__What to work on__
Set down every entry again, exactly as it appears.

__Task input__

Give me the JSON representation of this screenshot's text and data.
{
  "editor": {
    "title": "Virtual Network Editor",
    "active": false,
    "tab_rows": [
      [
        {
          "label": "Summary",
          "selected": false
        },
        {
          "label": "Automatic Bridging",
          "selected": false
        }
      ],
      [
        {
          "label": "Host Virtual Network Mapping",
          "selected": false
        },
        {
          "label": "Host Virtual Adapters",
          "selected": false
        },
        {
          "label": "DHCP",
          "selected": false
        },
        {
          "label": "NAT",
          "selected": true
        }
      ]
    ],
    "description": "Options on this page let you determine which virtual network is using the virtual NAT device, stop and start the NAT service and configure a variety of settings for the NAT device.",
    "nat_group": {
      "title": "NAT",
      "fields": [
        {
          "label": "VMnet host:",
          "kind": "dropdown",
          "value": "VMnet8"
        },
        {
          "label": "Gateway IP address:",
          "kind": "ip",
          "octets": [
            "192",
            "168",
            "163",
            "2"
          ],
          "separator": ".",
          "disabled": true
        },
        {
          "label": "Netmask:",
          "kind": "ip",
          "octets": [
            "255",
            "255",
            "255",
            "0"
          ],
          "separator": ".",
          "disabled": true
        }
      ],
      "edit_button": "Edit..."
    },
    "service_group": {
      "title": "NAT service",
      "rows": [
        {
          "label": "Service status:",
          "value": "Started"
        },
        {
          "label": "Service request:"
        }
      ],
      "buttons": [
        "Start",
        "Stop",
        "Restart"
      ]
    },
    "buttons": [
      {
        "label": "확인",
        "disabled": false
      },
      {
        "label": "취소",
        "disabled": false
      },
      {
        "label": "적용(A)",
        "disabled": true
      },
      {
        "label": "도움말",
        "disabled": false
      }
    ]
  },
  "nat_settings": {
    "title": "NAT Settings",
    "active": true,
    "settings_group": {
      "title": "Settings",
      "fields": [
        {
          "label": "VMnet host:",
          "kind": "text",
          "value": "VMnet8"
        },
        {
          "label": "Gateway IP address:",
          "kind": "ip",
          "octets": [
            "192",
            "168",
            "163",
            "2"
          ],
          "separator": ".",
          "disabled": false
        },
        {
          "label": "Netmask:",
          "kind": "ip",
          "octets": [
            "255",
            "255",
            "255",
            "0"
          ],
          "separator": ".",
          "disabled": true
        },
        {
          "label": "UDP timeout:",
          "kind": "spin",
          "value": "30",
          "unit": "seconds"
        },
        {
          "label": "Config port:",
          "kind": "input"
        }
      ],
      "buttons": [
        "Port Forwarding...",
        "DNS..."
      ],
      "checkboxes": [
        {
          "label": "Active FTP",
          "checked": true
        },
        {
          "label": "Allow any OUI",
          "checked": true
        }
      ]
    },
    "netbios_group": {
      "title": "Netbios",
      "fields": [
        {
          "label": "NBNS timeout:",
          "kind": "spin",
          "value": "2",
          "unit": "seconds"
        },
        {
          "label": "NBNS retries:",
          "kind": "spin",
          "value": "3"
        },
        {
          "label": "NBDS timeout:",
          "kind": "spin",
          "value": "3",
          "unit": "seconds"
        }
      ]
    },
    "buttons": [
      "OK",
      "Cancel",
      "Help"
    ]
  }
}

__Solution to the exercise__
Give me the JSON representation of this screenshot's text and data.
{
  "editor": {
    "title": "Virtual Network Editor",
    "active": false,
    "tab_rows": [
      [
        {
          "label": "Summary",
          "selected": false
        },
        {
          "label": "Automatic Bridging",
          "selected": false
        }
      ],
      [
        {
          "label": "Host Virtual Network Mapping",
          "selected": false
        },
        {
          "label": "Host Virtual Adapters",
          "selected": false
        },
        {
          "label": "DHCP",
          "selected": false
        },
        {
          "label": "NAT",
          "selected": true
        }
      ]
    ],
    "description": "Options on this page let you determine which virtual network is using the virtual NAT device, stop and start the NAT service and configure a variety of settings for the NAT device.",
    "nat_group": {
      "title": "NAT",
      "fields": [
        {
          "label": "VMnet host:",
          "kind": "dropdown",
          "value": "VMnet8"
        },
        {
          "label": "Gateway IP address:",
          "kind": "ip",
          "octets": [
            "192",
            "168",
            "163",
            "2"
          ],
          "separator": ".",
          "disabled": true
        },
        {
          "label": "Netmask:",
          "kind": "ip",
          "octets": [
            "255",
            "255",
            "255",
            "0"
          ],
          "separator": ".",
          "disabled": true
        }
      ],
      "edit_button": "Edit..."
    },
    "service_group": {
      "title": "NAT service",
      "rows": [
        {
          "label": "Service status:",
          "value": "Started"
        },
        {
          "label": "Service request:"
        }
      ],
      "buttons": [
        "Start",
        "Stop",
        "Restart"
      ]
    },
    "buttons": [
      {
        "label": "확인",
        "disabled": false
      },
      {
        "label": "취소",
        "disabled": false
      },
      {
        "label": "적용(A)",
        "disabled": true
      },
      {
        "label": "도움말",
        "disabled": false
      }
    ]
  },
  "nat_settings": {
    "title": "NAT Settings",
    "active": true,
    "settings_group": {
      "title": "Settings",
      "fields": [
        {
          "label": "VMnet host:",
          "kind": "text",
          "value": "VMnet8"
        },
        {
          "label": "Gateway IP address:",
          "kind": "ip",
          "octets": [
            "192",
            "168",
            "163",
            "2"
          ],
          "separator": ".",
          "disabled": false
        },
        {
          "label": "Netmask:",
          "kind": "ip",
          "octets": [
            "255",
            "255",
            "255",
            "0"
          ],
          "separator": ".",
          "disabled": true
        },
        {
          "label": "UDP timeout:",
          "kind": "spin",
          "value": "30",
          "unit": "seconds"
        },
        {
          "label": "Config port:",
          "kind": "input"
        }
      ],
      "buttons": [
        "Port Forwarding...",
        "DNS..."
      ],
      "checkboxes": [
        {
          "label": "Active FTP",
          "checked": true
        },
        {
          "label": "Allow any OUI",
          "checked": true
        }
      ]
    },
    "netbios_group": {
      "title": "Netbios",
      "fields": [
        {
          "label": "NBNS timeout:",
          "kind": "spin",
          "value": "2",
          "unit": "seconds"
        },
        {
          "label": "NBNS retries:",
          "kind": "spin",
          "value": "3"
        },
        {
          "label": "NBDS timeout:",
          "kind": "spin",
          "value": "3",
          "unit": "seconds"
        }
      ]
    },
    "buttons": [
      "OK",
      "Cancel",
      "Help"
    ]
  }
}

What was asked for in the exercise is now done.